ly. "You are under a mistake,
senor' said the Spaniard coldly,
when Murdoch had finished. "I
have no daughter. If I had one I
might find your suggestion in
"But " stammered the other.
"It is not our custom, sir, to
place the portraits of our daugh
ters upon cigar boxes for the in
spection of the world. However,
I think you are sincere, and, as t
happen to know where you can
find the Senorita Dolores, I will
tell you. Go to number 192 Aven
ida Otranta at nine o'clock this
evening and you will assuredly
meet her there."
He bowed and, 'with a cynical
smile, passed into his office,
shrugging his shoulders.
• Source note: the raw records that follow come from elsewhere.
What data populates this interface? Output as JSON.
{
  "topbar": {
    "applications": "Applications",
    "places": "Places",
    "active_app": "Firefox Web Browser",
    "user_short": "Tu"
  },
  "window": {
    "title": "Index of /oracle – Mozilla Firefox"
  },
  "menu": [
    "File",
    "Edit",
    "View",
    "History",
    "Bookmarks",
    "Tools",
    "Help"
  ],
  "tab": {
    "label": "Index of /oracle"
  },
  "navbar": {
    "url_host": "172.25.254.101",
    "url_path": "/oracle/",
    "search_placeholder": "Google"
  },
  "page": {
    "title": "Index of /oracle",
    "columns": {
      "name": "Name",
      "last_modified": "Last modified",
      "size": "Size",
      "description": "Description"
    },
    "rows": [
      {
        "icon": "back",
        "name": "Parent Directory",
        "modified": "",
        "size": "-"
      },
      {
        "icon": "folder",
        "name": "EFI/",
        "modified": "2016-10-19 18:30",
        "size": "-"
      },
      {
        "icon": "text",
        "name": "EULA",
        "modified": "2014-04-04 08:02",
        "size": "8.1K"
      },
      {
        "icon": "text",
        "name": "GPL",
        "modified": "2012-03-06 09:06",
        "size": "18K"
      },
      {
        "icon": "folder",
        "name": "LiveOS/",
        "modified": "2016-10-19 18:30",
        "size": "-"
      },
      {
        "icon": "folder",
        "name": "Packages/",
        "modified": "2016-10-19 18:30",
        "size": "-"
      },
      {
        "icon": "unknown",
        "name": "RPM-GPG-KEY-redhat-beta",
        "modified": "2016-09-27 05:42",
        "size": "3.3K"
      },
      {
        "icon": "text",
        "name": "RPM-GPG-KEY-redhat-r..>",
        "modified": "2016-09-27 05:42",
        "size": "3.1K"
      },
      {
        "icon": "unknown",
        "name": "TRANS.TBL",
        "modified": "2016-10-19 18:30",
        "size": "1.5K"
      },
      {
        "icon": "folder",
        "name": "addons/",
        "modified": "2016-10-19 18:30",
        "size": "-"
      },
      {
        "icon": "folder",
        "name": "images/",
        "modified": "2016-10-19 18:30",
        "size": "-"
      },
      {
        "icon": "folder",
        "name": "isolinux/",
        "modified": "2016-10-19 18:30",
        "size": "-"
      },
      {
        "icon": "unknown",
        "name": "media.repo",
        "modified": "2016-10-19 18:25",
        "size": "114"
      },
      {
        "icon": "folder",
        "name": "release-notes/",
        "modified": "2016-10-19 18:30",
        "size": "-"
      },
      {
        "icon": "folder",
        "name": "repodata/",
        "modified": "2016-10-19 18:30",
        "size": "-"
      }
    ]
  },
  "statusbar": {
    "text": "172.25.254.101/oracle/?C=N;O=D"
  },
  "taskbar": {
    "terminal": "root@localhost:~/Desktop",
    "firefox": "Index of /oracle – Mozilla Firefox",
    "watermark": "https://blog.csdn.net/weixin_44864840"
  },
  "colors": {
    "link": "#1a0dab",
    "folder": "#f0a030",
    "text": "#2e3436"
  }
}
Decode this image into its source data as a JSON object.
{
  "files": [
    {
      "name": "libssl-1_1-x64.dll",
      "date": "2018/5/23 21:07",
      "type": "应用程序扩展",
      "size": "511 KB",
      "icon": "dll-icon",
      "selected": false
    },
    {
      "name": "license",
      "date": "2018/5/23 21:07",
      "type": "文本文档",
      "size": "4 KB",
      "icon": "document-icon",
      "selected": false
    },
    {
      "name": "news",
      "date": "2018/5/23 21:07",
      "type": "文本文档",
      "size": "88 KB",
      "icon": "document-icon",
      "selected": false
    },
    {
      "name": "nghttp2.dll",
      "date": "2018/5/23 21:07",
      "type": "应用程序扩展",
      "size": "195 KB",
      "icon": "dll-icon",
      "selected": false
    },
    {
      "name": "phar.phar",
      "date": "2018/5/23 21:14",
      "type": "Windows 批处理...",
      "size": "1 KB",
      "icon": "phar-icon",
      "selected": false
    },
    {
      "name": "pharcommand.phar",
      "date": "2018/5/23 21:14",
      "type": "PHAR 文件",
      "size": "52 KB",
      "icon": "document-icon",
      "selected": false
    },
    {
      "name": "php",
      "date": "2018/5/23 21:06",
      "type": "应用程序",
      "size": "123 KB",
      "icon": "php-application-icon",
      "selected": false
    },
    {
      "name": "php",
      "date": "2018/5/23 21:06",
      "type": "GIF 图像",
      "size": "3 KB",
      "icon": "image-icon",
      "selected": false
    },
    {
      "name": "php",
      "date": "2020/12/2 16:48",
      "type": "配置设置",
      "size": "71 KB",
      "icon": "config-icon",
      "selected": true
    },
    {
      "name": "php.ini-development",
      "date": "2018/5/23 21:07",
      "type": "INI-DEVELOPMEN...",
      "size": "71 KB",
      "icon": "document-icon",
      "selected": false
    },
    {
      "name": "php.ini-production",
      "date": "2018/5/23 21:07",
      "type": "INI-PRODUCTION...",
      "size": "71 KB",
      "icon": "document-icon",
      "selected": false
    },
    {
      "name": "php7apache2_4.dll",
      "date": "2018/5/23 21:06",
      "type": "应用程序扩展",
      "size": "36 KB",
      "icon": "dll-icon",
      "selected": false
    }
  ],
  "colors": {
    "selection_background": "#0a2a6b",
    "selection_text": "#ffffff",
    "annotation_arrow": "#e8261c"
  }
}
He was
a very busy man, and whatever of
sentiment there had once been in
his nature had long ago been
driven out by Americanization.
Still, it was droll, very droll ! He
wished he could spare the time to
go to the Avenida that evening in
order to witness the meeting.
However he shrugged his shoul
ders, again nd speedily forgot
Jhematter," - ,
In Bull's cabaret, No. 193
Avenida Otranta' the usual
throng tyas assembled at nine
o'clock that evening. Senor Bull, .
an enterprising Yankee from
Philadelphia, certainly knew how1
to cater to the tastes of his pat
rons. Senor Bull's wines, for ex
ample, had never seen any but
European suns; they were not
doctored, homegrown admix
tures. And Senor Bull's singing
and dancing ladies were no fifjth
rate'cafe chantant entertainers,
but celebrities from New York
and Havana. As for Senorita"
Dolores, he had picked her up in "
an "obscure music hall, and it was
shrewdly said that the ten days'
scandal which had brought her
into the limelight had been t ac
tually engineered, if not invented;
by Senor Bull himself. Certainly
the senorita, whose portrait
adorned cigar "boxes, bill posters,
and other such places, justified
her fame, for few could dance'
more divinely or set fh,e hearts of
Tampa's youths beating more'
When she came forward'oh the.
stage that night the audience at
the little tables broke into a storm
of bravos. Attired as a matador,
in short scarlet skirts, holding
her dart with its fluttering ban
derole, she bowed and kissed her
hands to the audience and capered
forward and began her song.
It was a fine 'song and it went
to the hearts of the Cubans who
heard "her. It told of wine and
love and battle, so rousing their
spirits that they saw in the senor
ita the vertible incarnation pji